DOT says the new interchange will stretch from west of Roswell Road to east of Ashford-Dunwoody, and from Hammond Drive to the Glenridge Connector. At Hammond, it connects to another project that adds collector and distributor lanes along Ga. 400.
The new interchange was promoted as good for business because it addressed traffic troubles in the Perimeter area and would help cross-country carriers who expect more freight once the port in Savannah is deepened. Local residents seemed to like the new interchange, but fretted about construction over the next several years. “If it alleviates traffic in the area, it’s a good thing,” Mike Buchbinder of Sandy Springs said in August. “But I think it’s going to make traffic worse, especially when they’re building it.”
Buckhead Atlanta finally opens
After years as little more than a hole in the heart of Buckhead, the development known now as Buckhead Atlanta (originally named “The Streets of Buckhead”) opened for business with big name, high-end shops such as Hermes, and lines of burger fans waiting for a space to open in the Shake Shack.
Developer OliverMcMillan wants to draw shoppers from around the world, and has promised a luxury shopping experience, including high-tech security; a valet service allowing customers to drop off a car at one location and pick it up at another; and “park assist,” which directs drivers to empty parking spaces.
“We want shoppers and visitors to say, ‘We used to go to New York to shop, but now we come to Buckhead Atlanta,’” General Manager Michael Diamantides told members of the Buckhead Council of Neighborhoods.
Hines, for a moment, prepares to go big
For a moment, there was talk of the possibility of a 50-story building in Sandy Springs. It would have been the tallest outside the Perimeter. But Texas developer Hines, which proposed a couple of towers along with a rezoning for a mixed-use development that would have included 500 apartments, retail and hotel space, withdrew its rezoning request after repeated deferrals.
Members of Sandy Springs City Council said they needed more time to address residents’ concerns over increased traffic that the development – to be located at Abernathy, Peachtree Dunwoody and Mount Vernon – would bring to an already congested area. In September, Hines had said they would study a new proposal that decreased the number of apartments, and took the office building down to 42 stories.
Apartments sprout all over
While Hines rethought its high-rise plans in Sandy Springs, other developers scattered new apartments all over the map.
In October, the Buckhead Coalition said 30 different projects totaling 9,422 units were planned in Buckhead. In Sandy Springs, workers cleared ground for the Gateway Project, a mixed-use development on Roswell Road, and the city approved another large apartment complex nearby. Developers added apartment complexes on Hammond Drive in Sandy Springs and Dresden Drive in Brookhaven.
“Apparently, it’s a direct response to the population growth of 25- to 35-year-olds who presently prefer the flexibility of renting, rather than owning,” Buckhead Coalition President Sam Massell said of the apartment announcements in Atlanta.

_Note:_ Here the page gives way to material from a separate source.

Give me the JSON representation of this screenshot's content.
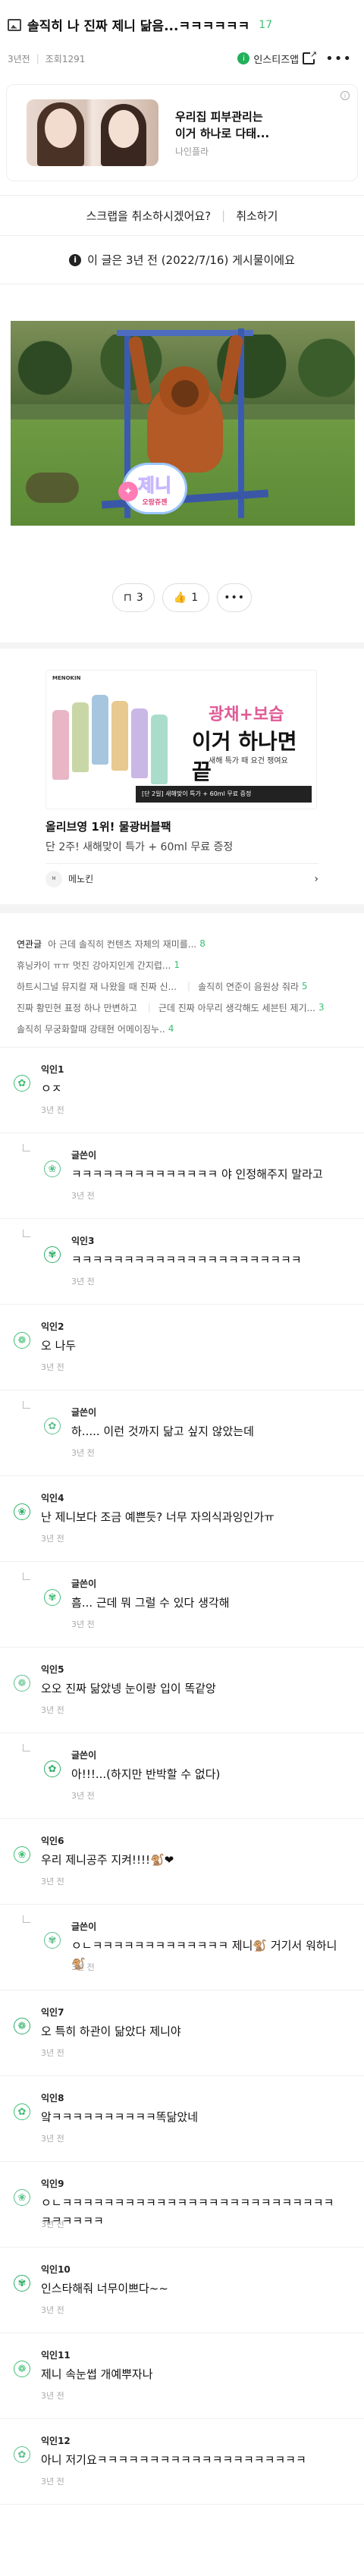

New zoning codes for Perimeter area
In 2014, city officials in Sandy Springs and Dunwoody decided to take a fresh look at zoning regulations for new projects in the Perimeter area. In May, Dunwoody officials began working toward drawing up those regulations. In October, officials from Sandy Springs, Dunwoody and Brookhaven met to talk over requirements in the area.
Sandy Springs Mayor Rusty Paul said the idea was to get all the cities on the same page. “With an unprecedented surge in development interest,” Paul said, “we want to make sure we have a unified, concise policy that allows for long-term economic viability of this market, as well as ensures a high quality of life for existing and future residents and visitors.”